Libertarians have considered the Fed one of our greatest enemies for a long time — forty-five years ago, Murray Rothbard explained how it brings on the business cycle and how, in particular, it led to the market crash of ’29. Ron Paul and many writers at this site, the most widely read libertarian opinion site in the world, have been warning about the Fed’s real estate bubble for years. See especially Mark Thornton, and then come back to us and blame the current downturn on our ideas.

But Weisberg really shows his hand with this remarkable statement: "As with the government failures that made 9/11 possible, neglecting to prevent the crash of ’08 was a sin of omission."

A sin of omission?
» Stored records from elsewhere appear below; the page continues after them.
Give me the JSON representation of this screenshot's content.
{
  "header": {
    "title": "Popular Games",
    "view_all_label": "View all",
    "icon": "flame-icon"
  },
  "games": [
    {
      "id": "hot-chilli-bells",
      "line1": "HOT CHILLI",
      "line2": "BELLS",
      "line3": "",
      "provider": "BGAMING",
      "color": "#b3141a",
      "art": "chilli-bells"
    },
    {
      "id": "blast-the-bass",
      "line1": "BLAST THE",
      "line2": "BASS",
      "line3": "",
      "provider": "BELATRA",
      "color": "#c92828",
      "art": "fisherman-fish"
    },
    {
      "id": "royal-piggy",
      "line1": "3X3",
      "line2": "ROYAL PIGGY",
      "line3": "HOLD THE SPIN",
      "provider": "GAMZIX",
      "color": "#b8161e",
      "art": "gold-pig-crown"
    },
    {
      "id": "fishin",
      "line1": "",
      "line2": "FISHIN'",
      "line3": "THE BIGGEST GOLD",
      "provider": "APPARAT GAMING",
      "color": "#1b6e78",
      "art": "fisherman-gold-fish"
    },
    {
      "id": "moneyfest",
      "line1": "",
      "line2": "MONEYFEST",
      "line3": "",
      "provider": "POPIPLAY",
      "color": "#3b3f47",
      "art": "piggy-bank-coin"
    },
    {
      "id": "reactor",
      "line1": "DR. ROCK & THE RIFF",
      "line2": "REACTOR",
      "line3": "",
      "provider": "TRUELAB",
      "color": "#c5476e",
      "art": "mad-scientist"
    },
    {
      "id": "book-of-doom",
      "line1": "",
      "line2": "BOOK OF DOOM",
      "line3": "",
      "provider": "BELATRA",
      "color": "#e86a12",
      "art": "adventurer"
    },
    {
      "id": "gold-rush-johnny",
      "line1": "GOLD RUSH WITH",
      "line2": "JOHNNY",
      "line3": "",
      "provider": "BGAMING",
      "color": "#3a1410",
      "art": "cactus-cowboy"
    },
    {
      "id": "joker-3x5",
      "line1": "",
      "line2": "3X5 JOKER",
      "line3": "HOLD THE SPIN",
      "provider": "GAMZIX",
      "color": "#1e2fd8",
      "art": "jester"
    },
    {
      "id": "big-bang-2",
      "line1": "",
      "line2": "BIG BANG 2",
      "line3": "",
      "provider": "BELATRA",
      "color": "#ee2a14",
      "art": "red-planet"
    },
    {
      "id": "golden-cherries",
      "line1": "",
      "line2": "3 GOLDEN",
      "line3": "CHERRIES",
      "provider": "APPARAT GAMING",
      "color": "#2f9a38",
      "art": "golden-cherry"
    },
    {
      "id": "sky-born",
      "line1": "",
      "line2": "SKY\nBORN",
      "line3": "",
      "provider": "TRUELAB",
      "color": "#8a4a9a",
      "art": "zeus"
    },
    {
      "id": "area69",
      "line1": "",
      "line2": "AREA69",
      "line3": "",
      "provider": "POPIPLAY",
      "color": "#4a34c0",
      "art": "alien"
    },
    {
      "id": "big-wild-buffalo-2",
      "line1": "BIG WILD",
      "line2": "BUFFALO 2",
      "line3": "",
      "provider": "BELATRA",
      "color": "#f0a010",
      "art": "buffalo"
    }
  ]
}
Excuse me?

It was not a sin of government "omission" that funded radical Islamists in Afghanistan, waged a brutal war on Iraq in the early 90s that left U.S. troops on Muslim holy land and imposed sanctions that killed hundreds of thousands of innocent Iraqis, and gave one-sided support to Israel in its conflict with the Palestinians. Say what you will about the morality of these acts, but U.S. foreign policy in the Middle East has been a continuous string of sins of commission since 1953, when a CIA-backed coup overthrew a democratically elected Iranian leader and replaced him with the Shah. U.S. foreign policy was anything but inactive before 9/11, and the terrorists sure don’t attack Americans because their government doesn’t go to war or spy on people. See Robert Pape and Michael Scheuer on why they attack us: Ron Paul and the libertarians have also been warning about the consequences of foreign intervention in the form of terrorism, well before 9/11.

What we really see in Weisberg’s approach toward economic collapse and 9/11, both of which he blames on not enough government, is that he, like all who see the world in this way, is no less ideological than we are. He is not bold enough to be a Marxist, nor is he one of us. But he is no less committed to ideas than we are. For him, it is the idea of the managerial, modern, democratic state as protector, guarantor of national safety, stabilizer of the economy. So when the economy flops, revealing the colossal folly of five generations of government intervention, he must blame freedom and say we need the state to do more. And when terrorists attack, showing the utter disaster of trusting an imperialist trillion-dollar empire and security state to keep us safe at home from anyone determined to hijack a plane and cause mayhem, it must be because the government simply did not do enough. It is this mentality that is truly utopian, for it seeks to create a world though state planning and violence that is somehow more equal, more rational, more stable and perfect than what people can do through peaceful and voluntary cooperation and honest competition. Whenever anything goes wrong, no matter how big and active the state, the answer is always more state power.

When statists attack libertarianism for their own disasters, we need not take it personally. They are not attacking the few libertarians with some political pull like Ron Paul. They are not attacking libertarians with real government power because we reject such power and none of us wield any. They are instead attacking our ideas — freedom itself — and defending the state. It is an act of desperation, actually. They see the state under attack, their beloved bailout distrusted by the masses, and so they strike at us, the principled minority, because they fear we have the answers people will seek when their cherished state eventually fails to instill confidence anymore. We, who unlike the statists on the left and right can honestly wash our hands of the disasters on Wall Street, war and terrorism, are their scapegoat in a world gone wrong under their management.

This is not the end of libertarianism. It is only the beginning. And we have only begun to fight.

*According the Weisberg’s Slate, criticism of CRA “blames the credit crisis on poor minority homeowners” — not just on the policy, but on the poor themselves. Yet Weisberg seems to favor the bailout, a wholesale looting of the poor to prop up the rich. Fair-weather egalitarianism, indeed.